The work of local and national fair trade businesses and advocacy groups such as the Worker Rights Consortium, Coalition of Immokalee Workers/Student Farmworker Alliance (CIW/SFA) and Women of the Cloud Forest will be highlighted, said Matt Walsh, assistant director of Spiritan Campus Ministry.
"The symposium serves as an overview of fair trade and fair food practices and, as the title suggests, puts a human face on the people who produce our food, clothing and other goods," Walsh said. "Raising awareness and inspiring action around these issues is an expression of the joint Spiritan and University mission of promoting sustainable relationships and human dignity."
Walsh said the hope is that those attending will learn simple ways to help change unjust commerce systems, like buying local and Fair Trade Certified products, and in turn, positively impact the lives of people in developing countries.

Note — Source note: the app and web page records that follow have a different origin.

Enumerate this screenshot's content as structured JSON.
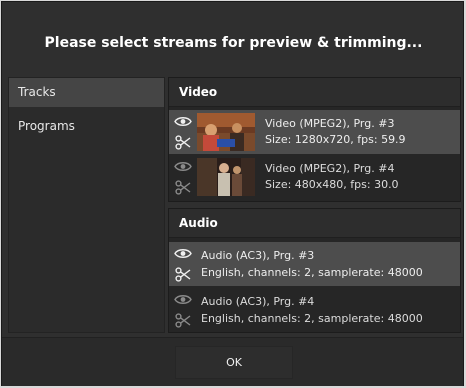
{
  "dialog": {
    "title": "Please select streams for preview & trimming...",
    "ok_label": "OK"
  },
  "sidebar": {
    "items": [
      {
        "label": "Tracks",
        "selected": true
      },
      {
        "label": "Programs",
        "selected": false
      }
    ]
  },
  "video": {
    "heading": "Video",
    "streams": [
      {
        "line1": "Video (MPEG2), Prg. #3",
        "line2": "Size: 1280x720, fps: 59.9",
        "selected": true
      },
      {
        "line1": "Video (MPEG2), Prg. #4",
        "line2": "Size: 480x480, fps: 30.0",
        "selected": false
      }
    ]
  },
  "audio": {
    "heading": "Audio",
    "streams": [
      {
        "line1": "Audio (AC3), Prg. #3",
        "line2": "English, channels: 2, samplerate: 48000",
        "selected": true
      },
      {
        "line1": "Audio (AC3), Prg. #4",
        "line2": "English, channels: 2, samplerate: 48000",
        "selected": false
      }
    ]
  },
  "icons": {
    "preview": "eye-icon",
    "trim": "scissors-icon"
  },
  "colors": {
    "dialog_bg": "#2f2f2f",
    "selected_row": "#4d4d4d",
    "text": "#eeeeee"
  }
}
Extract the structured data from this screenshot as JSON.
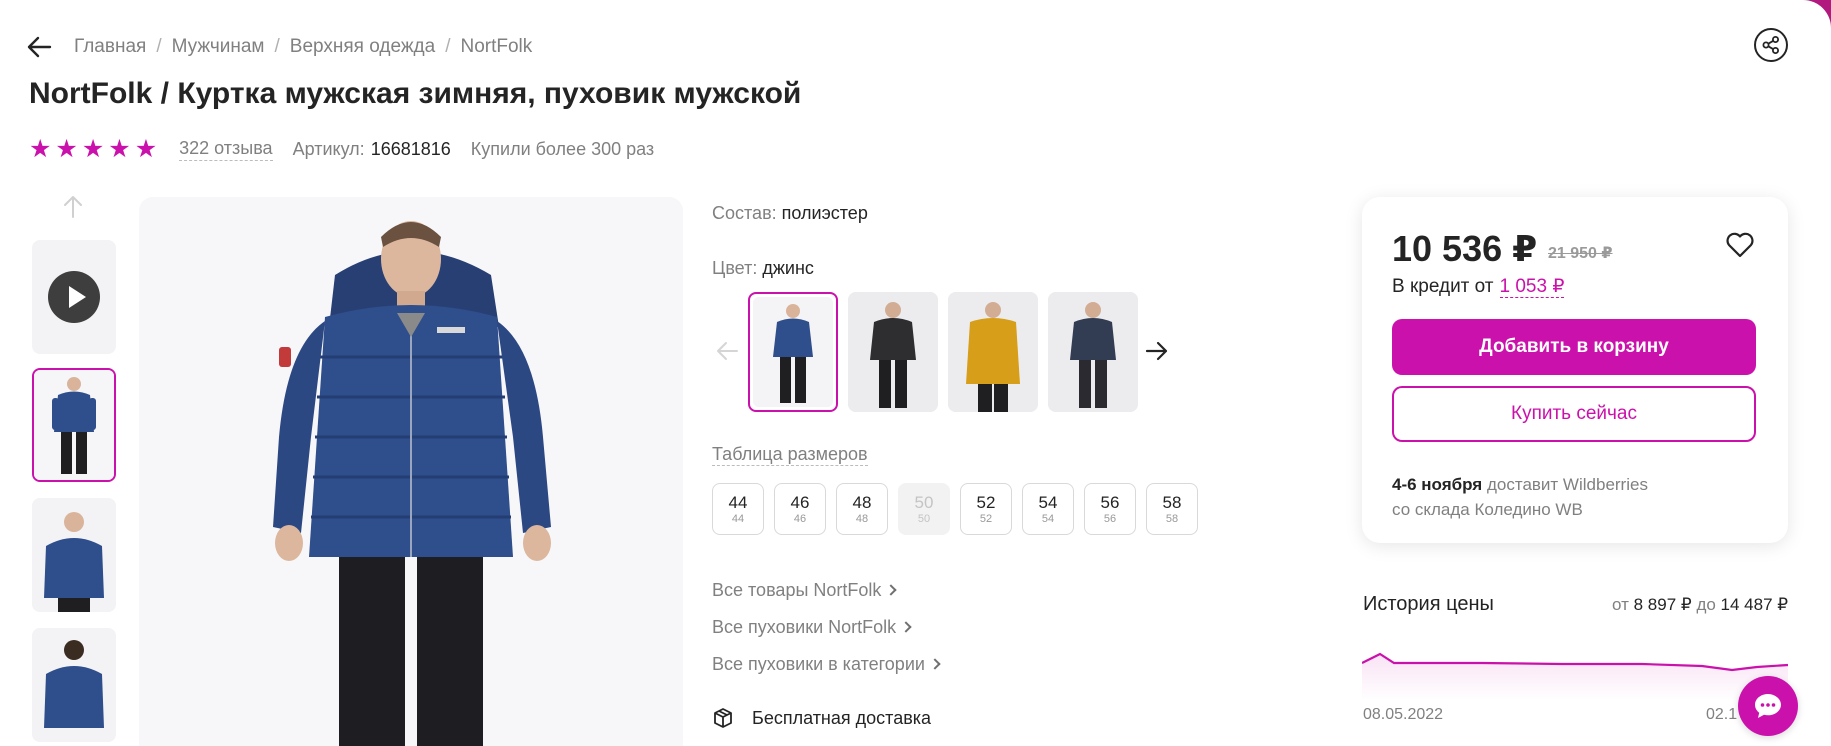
{
  "breadcrumbs": [
    "Главная",
    "Мужчинам",
    "Верхняя одежда",
    "NortFolk"
  ],
  "product": {
    "title": "NortFolk / Куртка мужская зимняя, пуховик мужской",
    "rating": 5,
    "reviews_label": "322 отзыва",
    "article_label": "Артикул:",
    "article_value": "16681816",
    "bought_label": "Купили более 300 раз"
  },
  "composition": {
    "label": "Состав:",
    "value": "полиэстер"
  },
  "color": {
    "label": "Цвет:",
    "value": "джинс",
    "swatches": [
      {
        "name": "blue",
        "jacket": "#2f4e8c",
        "selected": true
      },
      {
        "name": "black",
        "jacket": "#2e2e30",
        "selected": false
      },
      {
        "name": "mustard",
        "jacket": "#d79e19",
        "selected": false
      },
      {
        "name": "navy",
        "jacket": "#323c52",
        "selected": false
      }
    ]
  },
  "sizes": {
    "table_link": "Таблица размеров",
    "items": [
      {
        "ru": "44",
        "intl": "44",
        "available": true
      },
      {
        "ru": "46",
        "intl": "46",
        "available": true
      },
      {
        "ru": "48",
        "intl": "48",
        "available": true
      },
      {
        "ru": "50",
        "intl": "50",
        "available": false
      },
      {
        "ru": "52",
        "intl": "52",
        "available": true
      },
      {
        "ru": "54",
        "intl": "54",
        "available": true
      },
      {
        "ru": "56",
        "intl": "56",
        "available": true
      },
      {
        "ru": "58",
        "intl": "58",
        "available": true
      }
    ]
  },
  "links": [
    "Все товары NortFolk",
    "Все пуховики NortFolk",
    "Все пуховики в категории"
  ],
  "delivery_note": "Бесплатная доставка",
  "price": {
    "current": "10 536 ₽",
    "old": "21 950 ₽",
    "credit_prefix": "В кредит от",
    "credit_amount": "1 053 ₽",
    "add_to_cart": "Добавить в корзину",
    "buy_now": "Купить сейчас",
    "delivery_date": "4-6 ноября",
    "delivery_text_1": "доставит Wildberries",
    "delivery_text_2": "со склада Коледино WB"
  },
  "price_history": {
    "title": "История цены",
    "from_label": "от",
    "min": "8 897 ₽",
    "to_label": "до",
    "max": "14 487 ₽",
    "date_start": "08.05.2022",
    "date_end": "02.1"
  },
  "colors": {
    "accent": "#cb11ab",
    "text": "#242424",
    "muted": "#808080"
  }
}
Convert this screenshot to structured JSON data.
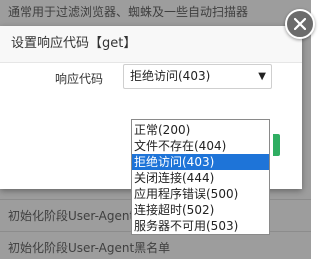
{
  "background": {
    "top_text": "通常用于过滤浏览器、蜘蛛及一些自动扫描器",
    "row1_text": "初始化阶段User-Agent",
    "row2_text": "初始化阶段User-Agent黑名单"
  },
  "dialog": {
    "title": "设置响应代码【get】",
    "field_label": "响应代码",
    "select_value": "拒绝访问(403)",
    "close_icon": "close-icon"
  },
  "dropdown": {
    "options": [
      "正常(200)",
      "文件不存在(404)",
      "拒绝访问(403)",
      "关闭连接(444)",
      "应用程序错误(500)",
      "连接超时(502)",
      "服务器不可用(503)"
    ],
    "selected_index": 2
  },
  "colors": {
    "selected_bg": "#1e74d8",
    "confirm_button": "#2fae62",
    "overlay": "#9d9d9d"
  }
}
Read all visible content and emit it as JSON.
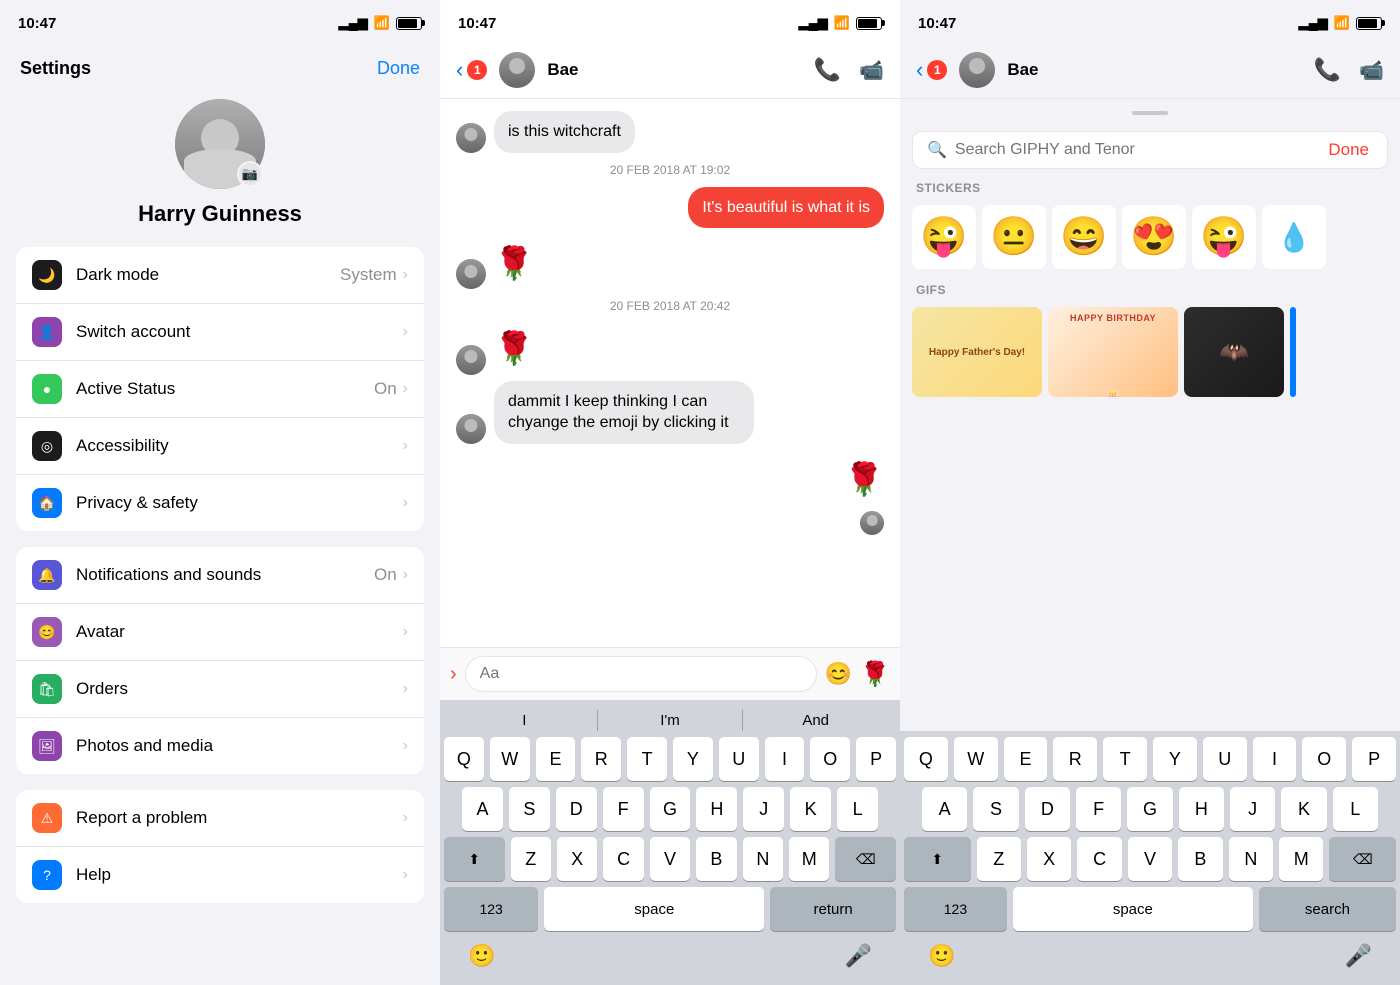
{
  "statusBar": {
    "time": "10:47",
    "signal": "▂▄▆",
    "wifi": "wifi",
    "battery": "battery"
  },
  "settings": {
    "title": "Settings",
    "done": "Done",
    "profileName": "Harry Guinness",
    "items": [
      {
        "id": "dark-mode",
        "label": "Dark mode",
        "value": "System",
        "iconColor": "black",
        "symbol": "🌙"
      },
      {
        "id": "switch-account",
        "label": "Switch account",
        "value": "",
        "iconColor": "purple",
        "symbol": "👤"
      },
      {
        "id": "active-status",
        "label": "Active Status",
        "value": "On",
        "iconColor": "green",
        "symbol": "●"
      },
      {
        "id": "accessibility",
        "label": "Accessibility",
        "value": "",
        "iconColor": "dark",
        "symbol": "◎"
      },
      {
        "id": "privacy-safety",
        "label": "Privacy & safety",
        "value": "",
        "iconColor": "blue",
        "symbol": "🏠"
      }
    ],
    "items2": [
      {
        "id": "notifications",
        "label": "Notifications and sounds",
        "value": "On",
        "iconColor": "purple2",
        "symbol": "🔔"
      },
      {
        "id": "avatar",
        "label": "Avatar",
        "value": "",
        "iconColor": "purple3",
        "symbol": "😊"
      },
      {
        "id": "orders",
        "label": "Orders",
        "value": "",
        "iconColor": "green2",
        "symbol": "🛍"
      },
      {
        "id": "photos-media",
        "label": "Photos and media",
        "value": "",
        "iconColor": "purple4",
        "symbol": "🖼"
      }
    ],
    "items3": [
      {
        "id": "report-problem",
        "label": "Report a problem",
        "value": "",
        "iconColor": "orange",
        "symbol": "⚠"
      },
      {
        "id": "help",
        "label": "Help",
        "value": "",
        "iconColor": "blue2",
        "symbol": "?"
      }
    ]
  },
  "chat": {
    "contactName": "Bae",
    "badge": "1",
    "messages": [
      {
        "type": "received",
        "text": "is this witchcraft",
        "avatar": true
      },
      {
        "type": "timestamp",
        "text": "20 FEB 2018 AT 19:02"
      },
      {
        "type": "sent",
        "text": "It's beautiful is what it is"
      },
      {
        "type": "received-emoji",
        "emoji": "🌹",
        "avatar": true
      },
      {
        "type": "timestamp",
        "text": "20 FEB 2018 AT 20:42"
      },
      {
        "type": "received-emoji",
        "emoji": "🌹",
        "avatar": true
      },
      {
        "type": "received",
        "text": "dammit I keep thinking I can chyange the emoji by clicking it",
        "avatar": true
      },
      {
        "type": "sent-emoji",
        "emoji": "🌹"
      },
      {
        "type": "sent-avatar-small",
        "emoji": "👤"
      }
    ],
    "inputPlaceholder": "Aa",
    "autocomplete": [
      "I",
      "I'm",
      "And"
    ],
    "keyboard": {
      "rows": [
        [
          "Q",
          "W",
          "E",
          "R",
          "T",
          "Y",
          "U",
          "I",
          "O",
          "P"
        ],
        [
          "A",
          "S",
          "D",
          "F",
          "G",
          "H",
          "J",
          "K",
          "L"
        ],
        [
          "Z",
          "X",
          "C",
          "V",
          "B",
          "N",
          "M"
        ]
      ]
    }
  },
  "giphy": {
    "searchPlaceholder": "Search GIPHY and Tenor",
    "done": "Done",
    "stickersLabel": "STICKERS",
    "gifsLabel": "GIFS",
    "stickers": [
      "😜",
      "😐",
      "😄",
      "😍",
      "😜",
      "💧"
    ],
    "contactName": "Bae",
    "badge": "1",
    "keyboard": {
      "rows": [
        [
          "Q",
          "W",
          "E",
          "R",
          "T",
          "Y",
          "U",
          "I",
          "O",
          "P"
        ],
        [
          "A",
          "S",
          "D",
          "F",
          "G",
          "H",
          "J",
          "K",
          "L"
        ],
        [
          "Z",
          "X",
          "C",
          "V",
          "B",
          "N",
          "M"
        ]
      ]
    },
    "searchLabel": "search"
  }
}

Founded in 1878, Duquesne is consistently ranked among the nation's top Catholic research universities for its award-winning faculty and tradition of academic excellence. The University is nationally ranked by U.S. News and World Report and the Princeton Review for its rich academic programs in nine schools of study for nearly 10,000 graduate and undergraduate students, and by the Washington Monthly for service and contributing to students' social mobility. Duquesne is a member of the U.S. President's Higher Education Community Service Honor Roll with Distinction for its contributions to Pittsburgh and communities around the globe. The U.S. Environmental Protection Agency and the Princeton Review's Guide to Green Colleges acknowledge Duquesne's commitment to sustainability.